Weeks before her objection on that bus, she was trained at an intensive, professional program in building coalitions to practice direct action offered by the Highlander Folk School. When she got on that bus, she was prepared, focused, and sure of what she was doing.
And people may not like hearing this because it is one of the most enduring images we are taught, but Parks was not ordered all the way to the back of the bus. She was ordered to move one row back, the distance of maybe two feet, when a white man boarded the bus.
Two feet. But that was two feet, too far.
Parks knew the law. But she objected to it. Parks was convicted of breaking the law. And she objected to that. She kept objecting, conscious of everything she was doing, until the unjust law was changed. Yes, the time of the idea of civil disobedience had come, and it arrived in the person of Mrs. Rosa Parks.
The new period of reconstruction we are facing will take a lot. It’s already taking a toll on many hearts and minds and souls. How we are going to take part is really between each of us and the person we face every day in the mirror. We will search inside ourselves for the real answer to the questions: “What can I do?” “What will I do?” “What must I do?”

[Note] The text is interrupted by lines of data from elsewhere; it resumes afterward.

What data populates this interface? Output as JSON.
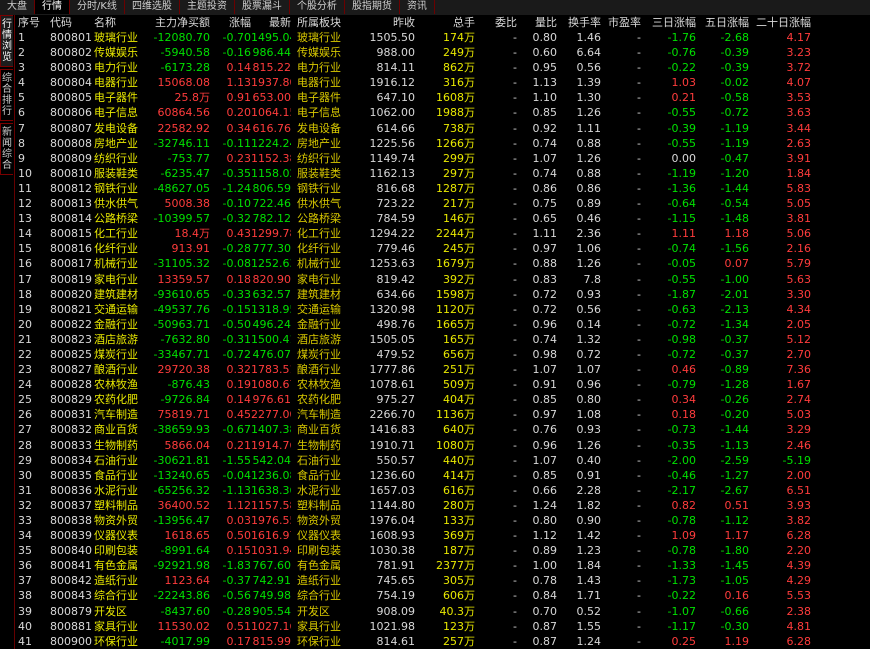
{
  "top_tabs": [
    "大盘",
    "行情",
    "分时/K线",
    "四维选股",
    "主题投资",
    "股票漏斗",
    "个股分析",
    "股指期货",
    "资讯"
  ],
  "active_top_tab": 1,
  "side_tabs": [
    "行情浏览",
    "综合排行",
    "新闻综合"
  ],
  "active_side_tab": 0,
  "columns": [
    "序号",
    "代码",
    "名称",
    "主力净买额",
    "涨幅",
    "最新",
    "所属板块",
    "昨收",
    "总手",
    "委比",
    "量比",
    "换手率",
    "市盈率",
    "三日涨幅",
    "五日涨幅",
    "二十日涨幅"
  ],
  "rows": [
    [
      "1",
      "800801",
      "玻璃行业",
      "-12080.70",
      "-0.70",
      "1495.04",
      "玻璃行业",
      "1505.50",
      "174万",
      "-",
      "0.80",
      "1.46",
      "-",
      "-1.76",
      "-2.68",
      "4.17"
    ],
    [
      "2",
      "800802",
      "传媒娱乐",
      "-5940.58",
      "-0.16",
      "986.44",
      "传媒娱乐",
      "988.00",
      "249万",
      "-",
      "0.60",
      "6.64",
      "-",
      "-0.76",
      "-0.39",
      "3.23"
    ],
    [
      "3",
      "800803",
      "电力行业",
      "-6173.28",
      "0.14",
      "815.22",
      "电力行业",
      "814.11",
      "862万",
      "-",
      "0.95",
      "0.56",
      "-",
      "-0.22",
      "-0.39",
      "3.72"
    ],
    [
      "4",
      "800804",
      "电器行业",
      "15068.08",
      "1.13",
      "1937.80",
      "电器行业",
      "1916.12",
      "316万",
      "-",
      "1.13",
      "1.39",
      "-",
      "1.03",
      "-0.02",
      "4.07"
    ],
    [
      "5",
      "800805",
      "电子器件",
      "25.8万",
      "0.91",
      "653.00",
      "电子器件",
      "647.10",
      "1608万",
      "-",
      "1.10",
      "1.30",
      "-",
      "0.21",
      "-0.58",
      "3.53"
    ],
    [
      "6",
      "800806",
      "电子信息",
      "60864.56",
      "0.20",
      "1064.15",
      "电子信息",
      "1062.00",
      "1988万",
      "-",
      "0.85",
      "1.26",
      "-",
      "-0.55",
      "-0.72",
      "3.63"
    ],
    [
      "7",
      "800807",
      "发电设备",
      "22582.92",
      "0.34",
      "616.76",
      "发电设备",
      "614.66",
      "738万",
      "-",
      "0.92",
      "1.11",
      "-",
      "-0.39",
      "-1.19",
      "3.44"
    ],
    [
      "8",
      "800808",
      "房地产业",
      "-32746.11",
      "-0.11",
      "1224.24",
      "房地产业",
      "1225.56",
      "1266万",
      "-",
      "0.74",
      "0.88",
      "-",
      "-0.55",
      "-1.19",
      "2.63"
    ],
    [
      "9",
      "800809",
      "纺织行业",
      "-753.77",
      "0.23",
      "1152.38",
      "纺织行业",
      "1149.74",
      "299万",
      "-",
      "1.07",
      "1.26",
      "-",
      "0.00",
      "-0.47",
      "3.91"
    ],
    [
      "10",
      "800810",
      "服装鞋类",
      "-6235.47",
      "-0.35",
      "1158.02",
      "服装鞋类",
      "1162.13",
      "297万",
      "-",
      "0.74",
      "0.88",
      "-",
      "-1.19",
      "-1.20",
      "1.84"
    ],
    [
      "11",
      "800812",
      "钢铁行业",
      "-48627.05",
      "-1.24",
      "806.59",
      "钢铁行业",
      "816.68",
      "1287万",
      "-",
      "0.86",
      "0.86",
      "-",
      "-1.36",
      "-1.44",
      "5.83"
    ],
    [
      "12",
      "800813",
      "供水供气",
      "5008.38",
      "-0.10",
      "722.46",
      "供水供气",
      "723.22",
      "217万",
      "-",
      "0.75",
      "0.89",
      "-",
      "-0.64",
      "-0.54",
      "5.05"
    ],
    [
      "13",
      "800814",
      "公路桥梁",
      "-10399.57",
      "-0.32",
      "782.12",
      "公路桥梁",
      "784.59",
      "146万",
      "-",
      "0.65",
      "0.46",
      "-",
      "-1.15",
      "-1.48",
      "3.81"
    ],
    [
      "14",
      "800815",
      "化工行业",
      "18.4万",
      "0.43",
      "1299.78",
      "化工行业",
      "1294.22",
      "2244万",
      "-",
      "1.11",
      "2.36",
      "-",
      "1.11",
      "1.18",
      "5.06"
    ],
    [
      "15",
      "800816",
      "化纤行业",
      "913.91",
      "-0.28",
      "777.30",
      "化纤行业",
      "779.46",
      "245万",
      "-",
      "0.97",
      "1.06",
      "-",
      "-0.74",
      "-1.56",
      "2.16"
    ],
    [
      "16",
      "800817",
      "机械行业",
      "-31105.32",
      "-0.08",
      "1252.63",
      "机械行业",
      "1253.63",
      "1679万",
      "-",
      "0.88",
      "1.26",
      "-",
      "-0.05",
      "0.07",
      "5.79"
    ],
    [
      "17",
      "800819",
      "家电行业",
      "13359.57",
      "0.18",
      "820.90",
      "家电行业",
      "819.42",
      "392万",
      "-",
      "0.83",
      "7.8",
      "-",
      "-0.55",
      "-1.00",
      "5.63"
    ],
    [
      "18",
      "800820",
      "建筑建材",
      "-93610.65",
      "-0.33",
      "632.57",
      "建筑建材",
      "634.66",
      "1598万",
      "-",
      "0.72",
      "0.93",
      "-",
      "-1.87",
      "-2.01",
      "3.30"
    ],
    [
      "19",
      "800821",
      "交通运输",
      "-49537.76",
      "-0.15",
      "1318.95",
      "交通运输",
      "1320.98",
      "1120万",
      "-",
      "0.72",
      "0.56",
      "-",
      "-0.63",
      "-2.13",
      "4.34"
    ],
    [
      "20",
      "800822",
      "金融行业",
      "-50963.71",
      "-0.50",
      "496.24",
      "金融行业",
      "498.76",
      "1665万",
      "-",
      "0.96",
      "0.14",
      "-",
      "-0.72",
      "-1.34",
      "2.05"
    ],
    [
      "21",
      "800823",
      "酒店旅游",
      "-7632.80",
      "-0.31",
      "1500.41",
      "酒店旅游",
      "1505.05",
      "165万",
      "-",
      "0.74",
      "1.32",
      "-",
      "-0.98",
      "-0.37",
      "5.12"
    ],
    [
      "22",
      "800825",
      "煤炭行业",
      "-33467.71",
      "-0.72",
      "476.07",
      "煤炭行业",
      "479.52",
      "656万",
      "-",
      "0.98",
      "0.72",
      "-",
      "-0.72",
      "-0.37",
      "2.70"
    ],
    [
      "23",
      "800827",
      "酿酒行业",
      "29720.38",
      "0.32",
      "1783.51",
      "酿酒行业",
      "1777.86",
      "251万",
      "-",
      "1.07",
      "1.07",
      "-",
      "0.46",
      "-0.89",
      "7.36"
    ],
    [
      "24",
      "800828",
      "农林牧渔",
      "-876.43",
      "0.19",
      "1080.67",
      "农林牧渔",
      "1078.61",
      "509万",
      "-",
      "0.91",
      "0.96",
      "-",
      "-0.79",
      "-1.28",
      "1.67"
    ],
    [
      "25",
      "800829",
      "农药化肥",
      "-9726.84",
      "0.14",
      "976.61",
      "农药化肥",
      "975.27",
      "404万",
      "-",
      "0.85",
      "0.80",
      "-",
      "0.34",
      "-0.26",
      "2.74"
    ],
    [
      "26",
      "800831",
      "汽车制造",
      "75819.71",
      "0.45",
      "2277.00",
      "汽车制造",
      "2266.70",
      "1136万",
      "-",
      "0.97",
      "1.08",
      "-",
      "0.18",
      "-0.20",
      "5.03"
    ],
    [
      "27",
      "800832",
      "商业百货",
      "-38659.93",
      "-0.67",
      "1407.38",
      "商业百货",
      "1416.83",
      "640万",
      "-",
      "0.76",
      "0.93",
      "-",
      "-0.73",
      "-1.44",
      "3.29"
    ],
    [
      "28",
      "800833",
      "生物制药",
      "5866.04",
      "0.21",
      "1914.76",
      "生物制药",
      "1910.71",
      "1080万",
      "-",
      "0.96",
      "1.26",
      "-",
      "-0.35",
      "-1.13",
      "2.46"
    ],
    [
      "29",
      "800834",
      "石油行业",
      "-30621.81",
      "-1.55",
      "542.04",
      "石油行业",
      "550.57",
      "440万",
      "-",
      "1.07",
      "0.40",
      "-",
      "-2.00",
      "-2.59",
      "-5.19"
    ],
    [
      "30",
      "800835",
      "食品行业",
      "-13240.65",
      "-0.04",
      "1236.08",
      "食品行业",
      "1236.60",
      "414万",
      "-",
      "0.85",
      "0.91",
      "-",
      "-0.46",
      "-1.27",
      "2.00"
    ],
    [
      "31",
      "800836",
      "水泥行业",
      "-65256.32",
      "-1.13",
      "1638.36",
      "水泥行业",
      "1657.03",
      "616万",
      "-",
      "0.66",
      "2.28",
      "-",
      "-2.17",
      "-2.67",
      "6.51"
    ],
    [
      "32",
      "800837",
      "塑料制品",
      "36400.52",
      "1.12",
      "1157.58",
      "塑料制品",
      "1144.80",
      "280万",
      "-",
      "1.24",
      "1.82",
      "-",
      "0.82",
      "0.51",
      "3.93"
    ],
    [
      "33",
      "800838",
      "物资外贸",
      "-13956.47",
      "0.03",
      "1976.55",
      "物资外贸",
      "1976.04",
      "133万",
      "-",
      "0.80",
      "0.90",
      "-",
      "-0.78",
      "-1.12",
      "3.82"
    ],
    [
      "34",
      "800839",
      "仪器仪表",
      "1618.65",
      "0.50",
      "1616.97",
      "仪器仪表",
      "1608.93",
      "369万",
      "-",
      "1.12",
      "1.42",
      "-",
      "1.09",
      "1.17",
      "6.28"
    ],
    [
      "35",
      "800840",
      "印刷包装",
      "-8991.64",
      "0.15",
      "1031.94",
      "印刷包装",
      "1030.38",
      "187万",
      "-",
      "0.89",
      "1.23",
      "-",
      "-0.78",
      "-1.80",
      "2.20"
    ],
    [
      "36",
      "800841",
      "有色金属",
      "-92921.98",
      "-1.83",
      "767.60",
      "有色金属",
      "781.91",
      "2377万",
      "-",
      "1.00",
      "1.84",
      "-",
      "-1.33",
      "-1.45",
      "4.39"
    ],
    [
      "37",
      "800842",
      "造纸行业",
      "1123.64",
      "-0.37",
      "742.91",
      "造纸行业",
      "745.65",
      "305万",
      "-",
      "0.78",
      "1.43",
      "-",
      "-1.73",
      "-1.05",
      "4.29"
    ],
    [
      "38",
      "800843",
      "综合行业",
      "-22243.86",
      "-0.56",
      "749.98",
      "综合行业",
      "754.19",
      "606万",
      "-",
      "0.84",
      "1.71",
      "-",
      "-0.22",
      "0.16",
      "5.53"
    ],
    [
      "39",
      "800879",
      "开发区",
      "-8437.60",
      "-0.28",
      "905.54",
      "开发区",
      "908.09",
      "40.3万",
      "-",
      "0.70",
      "0.52",
      "-",
      "-1.07",
      "-0.66",
      "2.38"
    ],
    [
      "40",
      "800881",
      "家具行业",
      "11530.02",
      "0.51",
      "1027.16",
      "家具行业",
      "1021.98",
      "123万",
      "-",
      "0.87",
      "1.55",
      "-",
      "-1.17",
      "-0.30",
      "4.81"
    ],
    [
      "41",
      "800900",
      "环保行业",
      "-4017.99",
      "0.17",
      "815.99",
      "环保行业",
      "814.61",
      "257万",
      "-",
      "0.87",
      "1.24",
      "-",
      "0.25",
      "1.19",
      "6.28"
    ]
  ],
  "colors": {
    "up": "#ff3c3c",
    "down": "#00e000",
    "neutral": "#d8d8d8",
    "volume": "#e8e800",
    "border": "#6b0000"
  }
}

For some people, the answers are already clear. Some have said that they need to detach from politics and unrest for a time and care for loved ones more fully. And I say that is beautiful. Other people are taking this time to volunteer and organize on behalf of groups they support. We all know we need as much of that support as we can get.
And some of us…are lacing up our shoes…because we’re getting ready to march.
My friends who sang love to people spewing hate at our sanctuary doors, my friends who wrapped this block in love in response to institutionalized hate, my friends who are only here in this place because a group of women more than 150 years ago wanted a welcoming place to be in community together, my friends, we will join the coalition, the moral fusion, of people who proclaim the inherent worth and dignity of all persons this Saturday at the Women’s March.
Now, we should have no illusions that a march will solve anything in an afternoon. There will be more work we will each have to do. But sharing with this, our Beloved Community, everything we see, all that we learn, and the friends we meet along the way will be a good start.
We might start out with shoes we got fresh from the cobbler, fitted with brand new soles. And our soles might get worn out from the walking, and maybe worn clear through, but sometimes, just two feet is what makes all the difference.
In the words of Dr. King: “The arc of the moral universe is long, but it bends toward justice.” The change we want to see in the world begins in the mirror, but together we lift our eyes to the horizon to glimpse at the roads we will take together. And wherever our gaze may guide us, wherever our roads may take us, we will stand together, each with our own soles planted firmly, standing on the side of love.
May it be so.